Work to be completed: Start at the top line and retype the data exactly through to the end.

Excerpts from an interface dataset
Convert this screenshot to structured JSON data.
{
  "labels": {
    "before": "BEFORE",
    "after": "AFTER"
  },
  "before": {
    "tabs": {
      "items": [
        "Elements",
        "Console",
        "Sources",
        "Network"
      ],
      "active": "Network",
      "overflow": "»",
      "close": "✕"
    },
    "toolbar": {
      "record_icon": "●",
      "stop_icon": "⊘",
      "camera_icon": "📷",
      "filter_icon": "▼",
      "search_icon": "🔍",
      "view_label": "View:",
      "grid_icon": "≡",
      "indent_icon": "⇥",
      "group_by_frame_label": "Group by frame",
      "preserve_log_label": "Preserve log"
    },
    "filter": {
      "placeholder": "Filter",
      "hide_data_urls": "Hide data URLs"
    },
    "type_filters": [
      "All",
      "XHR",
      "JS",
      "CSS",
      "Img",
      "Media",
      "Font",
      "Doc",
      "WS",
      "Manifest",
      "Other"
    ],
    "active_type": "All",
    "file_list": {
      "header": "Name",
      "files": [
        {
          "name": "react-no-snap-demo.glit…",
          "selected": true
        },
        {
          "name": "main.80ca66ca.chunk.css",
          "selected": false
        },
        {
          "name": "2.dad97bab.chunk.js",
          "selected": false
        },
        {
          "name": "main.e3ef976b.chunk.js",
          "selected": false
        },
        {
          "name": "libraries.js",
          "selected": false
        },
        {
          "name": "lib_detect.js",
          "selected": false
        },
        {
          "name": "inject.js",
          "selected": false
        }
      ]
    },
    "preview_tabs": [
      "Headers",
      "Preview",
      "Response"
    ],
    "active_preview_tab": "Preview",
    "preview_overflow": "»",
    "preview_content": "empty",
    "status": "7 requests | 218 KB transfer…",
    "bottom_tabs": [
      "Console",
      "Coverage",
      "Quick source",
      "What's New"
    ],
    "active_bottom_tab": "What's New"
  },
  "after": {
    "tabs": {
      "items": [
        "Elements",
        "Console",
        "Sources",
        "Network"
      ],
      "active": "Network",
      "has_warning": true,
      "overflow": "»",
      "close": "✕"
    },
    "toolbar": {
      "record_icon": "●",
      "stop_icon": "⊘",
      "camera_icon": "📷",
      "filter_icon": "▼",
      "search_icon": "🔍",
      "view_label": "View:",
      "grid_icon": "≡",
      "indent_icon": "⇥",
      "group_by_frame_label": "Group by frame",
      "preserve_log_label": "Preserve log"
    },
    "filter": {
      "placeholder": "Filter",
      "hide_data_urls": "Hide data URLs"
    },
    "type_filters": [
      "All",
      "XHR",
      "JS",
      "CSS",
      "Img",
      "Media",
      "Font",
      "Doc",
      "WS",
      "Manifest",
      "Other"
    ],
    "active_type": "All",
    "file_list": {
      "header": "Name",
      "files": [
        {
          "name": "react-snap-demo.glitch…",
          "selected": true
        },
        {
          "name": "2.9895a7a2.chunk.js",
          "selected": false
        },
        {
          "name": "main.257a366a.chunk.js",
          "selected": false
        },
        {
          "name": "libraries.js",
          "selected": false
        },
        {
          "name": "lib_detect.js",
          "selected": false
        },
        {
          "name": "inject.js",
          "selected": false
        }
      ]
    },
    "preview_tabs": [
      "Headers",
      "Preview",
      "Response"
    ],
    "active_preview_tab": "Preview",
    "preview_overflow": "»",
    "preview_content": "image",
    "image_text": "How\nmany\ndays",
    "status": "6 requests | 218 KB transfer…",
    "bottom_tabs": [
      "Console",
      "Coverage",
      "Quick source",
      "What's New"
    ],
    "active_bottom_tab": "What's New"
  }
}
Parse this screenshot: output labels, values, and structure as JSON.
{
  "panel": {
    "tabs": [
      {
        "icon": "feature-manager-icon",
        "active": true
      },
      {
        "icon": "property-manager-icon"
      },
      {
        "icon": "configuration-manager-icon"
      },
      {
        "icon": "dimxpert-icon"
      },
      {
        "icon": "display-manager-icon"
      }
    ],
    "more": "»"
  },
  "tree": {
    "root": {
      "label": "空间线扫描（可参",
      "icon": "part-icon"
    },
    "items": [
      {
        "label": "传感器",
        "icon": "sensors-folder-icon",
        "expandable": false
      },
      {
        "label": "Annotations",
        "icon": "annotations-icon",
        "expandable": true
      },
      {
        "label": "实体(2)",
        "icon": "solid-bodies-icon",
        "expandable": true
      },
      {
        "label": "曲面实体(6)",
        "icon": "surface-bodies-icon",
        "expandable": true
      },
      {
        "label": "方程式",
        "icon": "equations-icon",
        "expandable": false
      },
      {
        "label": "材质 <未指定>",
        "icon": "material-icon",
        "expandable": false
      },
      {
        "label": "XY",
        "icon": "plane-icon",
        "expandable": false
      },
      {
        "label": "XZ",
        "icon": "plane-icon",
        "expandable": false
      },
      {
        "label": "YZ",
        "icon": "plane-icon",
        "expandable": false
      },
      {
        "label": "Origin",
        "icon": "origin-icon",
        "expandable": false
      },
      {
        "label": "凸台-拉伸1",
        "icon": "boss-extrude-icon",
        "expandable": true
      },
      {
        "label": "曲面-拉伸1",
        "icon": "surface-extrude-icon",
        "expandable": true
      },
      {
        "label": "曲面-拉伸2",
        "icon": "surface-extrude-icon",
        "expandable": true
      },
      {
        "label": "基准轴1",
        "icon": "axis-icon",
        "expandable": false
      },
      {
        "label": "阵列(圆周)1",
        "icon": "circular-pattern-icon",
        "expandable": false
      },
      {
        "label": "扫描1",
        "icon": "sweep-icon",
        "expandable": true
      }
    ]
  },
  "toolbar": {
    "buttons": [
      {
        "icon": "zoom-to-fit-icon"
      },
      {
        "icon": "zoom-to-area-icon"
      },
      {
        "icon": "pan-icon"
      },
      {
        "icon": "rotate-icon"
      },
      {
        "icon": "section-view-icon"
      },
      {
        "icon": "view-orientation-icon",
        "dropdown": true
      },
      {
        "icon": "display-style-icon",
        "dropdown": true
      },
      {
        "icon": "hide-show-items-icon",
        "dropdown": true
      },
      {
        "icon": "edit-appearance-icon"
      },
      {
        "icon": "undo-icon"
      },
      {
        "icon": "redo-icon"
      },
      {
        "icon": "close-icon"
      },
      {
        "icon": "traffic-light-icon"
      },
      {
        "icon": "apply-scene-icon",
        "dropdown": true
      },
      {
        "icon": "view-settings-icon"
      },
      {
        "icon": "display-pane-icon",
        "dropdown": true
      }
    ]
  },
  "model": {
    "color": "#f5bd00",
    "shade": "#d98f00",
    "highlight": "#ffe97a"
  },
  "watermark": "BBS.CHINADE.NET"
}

Result for this exercise:
Convert this screenshot to structured JSON data.
{
  "labels": {
    "before": "BEFORE",
    "after": "AFTER"
  },
  "before": {
    "tabs": {
      "items": [
        "Elements",
        "Console",
        "Sources",
        "Network"
      ],
      "active": "Network",
      "overflow": "»",
      "close": "✕"
    },
    "toolbar": {
      "record_icon": "●",
      "stop_icon": "⊘",
      "camera_icon": "📷",
      "filter_icon": "▼",
      "search_icon": "🔍",
      "view_label": "View:",
      "grid_icon": "≡",
      "indent_icon": "⇥",
      "group_by_frame_label": "Group by frame",
      "preserve_log_label": "Preserve log"
    },
    "filter": {
      "placeholder": "Filter",
      "hide_data_urls": "Hide data URLs"
    },
    "type_filters": [
      "All",
      "XHR",
      "JS",
      "CSS",
      "Img",
      "Media",
      "Font",
      "Doc",
      "WS",
      "Manifest",
      "Other"
    ],
    "active_type": "All",
    "file_list": {
      "header": "Name",
      "files": [
        {
          "name": "react-no-snap-demo.glit…",
          "selected": true
        },
        {
          "name": "main.80ca66ca.chunk.css",
          "selected": false
        },
        {
          "name": "2.dad97bab.chunk.js",
          "selected": false
        },
        {
          "name": "main.e3ef976b.chunk.js",
          "selected": false
        },
        {
          "name": "libraries.js",
          "selected": false
        },
        {
          "name": "lib_detect.js",
          "selected": false
        },
        {
          "name": "inject.js",
          "selected": false
        }
      ]
    },
    "preview_tabs": [
      "Headers",
      "Preview",
      "Response"
    ],
    "active_preview_tab": "Preview",
    "preview_overflow": "»",
    "preview_content": "empty",
    "status": "7 requests | 218 KB transfer…",
    "bottom_tabs": [
      "Console",
      "Coverage",
      "Quick source",
      "What's New"
    ],
    "active_bottom_tab": "What's New"
  },
  "after": {
    "tabs": {
      "items": [
        "Elements",
        "Console",
        "Sources",
        "Network"
      ],
      "active": "Network",
      "has_warning": true,
      "overflow": "»",
      "close": "✕"
    },
    "toolbar": {
      "record_icon": "●",
      "stop_icon": "⊘",
      "camera_icon": "📷",
      "filter_icon": "▼",
      "search_icon": "🔍",
      "view_label": "View:",
      "grid_icon": "≡",
      "indent_icon": "⇥",
      "group_by_frame_label": "Group by frame",
      "preserve_log_label": "Preserve log"
    },
    "filter": {
      "placeholder": "Filter",
      "hide_data_urls": "Hide data URLs"
    },
    "type_filters": [
      "All",
      "XHR",
      "JS",
      "CSS",
      "Img",
      "Media",
      "Font",
      "Doc",
      "WS",
      "Manifest",
      "Other"
    ],
    "active_type": "All",
    "file_list": {
      "header": "Name",
      "files": [
        {
          "name": "react-snap-demo.glitch…",
          "selected": true
        },
        {
          "name": "2.9895a7a2.chunk.js",
          "selected": false
        },
        {
          "name": "main.257a366a.chunk.js",
          "selected": false
        },
        {
          "name": "libraries.js",
          "selected": false
        },
        {
          "name": "lib_detect.js",
          "selected": false
        },
        {
          "name": "inject.js",
          "selected": false
        }
      ]
    },
    "preview_tabs": [
      "Headers",
      "Preview",
      "Response"
    ],
    "active_preview_tab": "Preview",
    "preview_overflow": "»",
    "preview_content": "image",
    "image_text": "How\nmany\ndays",
    "status": "6 requests | 218 KB transfer…",
    "bottom_tabs": [
      "Console",
      "Coverage",
      "Quick source",
      "What's New"
    ],
    "active_bottom_tab": "What's New"
  }
}
Parse this screenshot: output labels, values, and structure as JSON.
{
  "panel": {
    "tabs": [
      {
        "icon": "feature-manager-icon",
        "active": true
      },
      {
        "icon": "property-manager-icon"
      },
      {
        "icon": "configuration-manager-icon"
      },
      {
        "icon": "dimxpert-icon"
      },
      {
        "icon": "display-manager-icon"
      }
    ],
    "more": "»"
  },
  "tree": {
    "root": {
      "label": "空间线扫描（可参",
      "icon": "part-icon"
    },
    "items": [
      {
        "label": "传感器",
        "icon": "sensors-folder-icon",
        "expandable": false
      },
      {
        "label": "Annotations",
        "icon": "annotations-icon",
        "expandable": true
      },
      {
        "label": "实体(2)",
        "icon": "solid-bodies-icon",
        "expandable": true
      },
      {
        "label": "曲面实体(6)",
        "icon": "surface-bodies-icon",
        "expandable": true
      },
      {
        "label": "方程式",
        "icon": "equations-icon",
        "expandable": false
      },
      {
        "label": "材质 <未指定>",
        "icon": "material-icon",
        "expandable": false
      },
      {
        "label": "XY",
        "icon": "plane-icon",
        "expandable": false
      },
      {
        "label": "XZ",
        "icon": "plane-icon",
        "expandable": false
      },
      {
        "label": "YZ",
        "icon": "plane-icon",
        "expandable": false
      },
      {
        "label": "Origin",
        "icon": "origin-icon",
        "expandable": false
      },
      {
        "label": "凸台-拉伸1",
        "icon": "boss-extrude-icon",
        "expandable": true
      },
      {
        "label": "曲面-拉伸1",
        "icon": "surface-extrude-icon",
        "expandable": true
      },
      {
        "label": "曲面-拉伸2",
        "icon": "surface-extrude-icon",
        "expandable": true
      },
      {
        "label": "基准轴1",
        "icon": "axis-icon",
        "expandable": false
      },
      {
        "label": "阵列(圆周)1",
        "icon": "circular-pattern-icon",
        "expandable": false
      },
      {
        "label": "扫描1",
        "icon": "sweep-icon",
        "expandable": true
      }
    ]
  },
  "toolbar": {
    "buttons": [
      {
        "icon": "zoom-to-fit-icon"
      },
      {
        "icon": "zoom-to-area-icon"
      },
      {
        "icon": "pan-icon"
      },
      {
        "icon": "rotate-icon"
      },
      {
        "icon": "section-view-icon"
      },
      {
        "icon": "view-orientation-icon",
        "dropdown": true
      },
      {
        "icon": "display-style-icon",
        "dropdown": true
      },
      {
        "icon": "hide-show-items-icon",
        "dropdown": true
      },
      {
        "icon": "edit-appearance-icon"
      },
      {
        "icon": "undo-icon"
      },
      {
        "icon": "redo-icon"
      },
      {
        "icon": "close-icon"
      },
      {
        "icon": "traffic-light-icon"
      },
      {
        "icon": "apply-scene-icon",
        "dropdown": true
      },
      {
        "icon": "view-settings-icon"
      },
      {
        "icon": "display-pane-icon",
        "dropdown": true
      }
    ]
  },
  "model": {
    "color": "#f5bd00",
    "shade": "#d98f00",
    "highlight": "#ffe97a"
  },
  "watermark": "BBS.CHINADE.NET"
}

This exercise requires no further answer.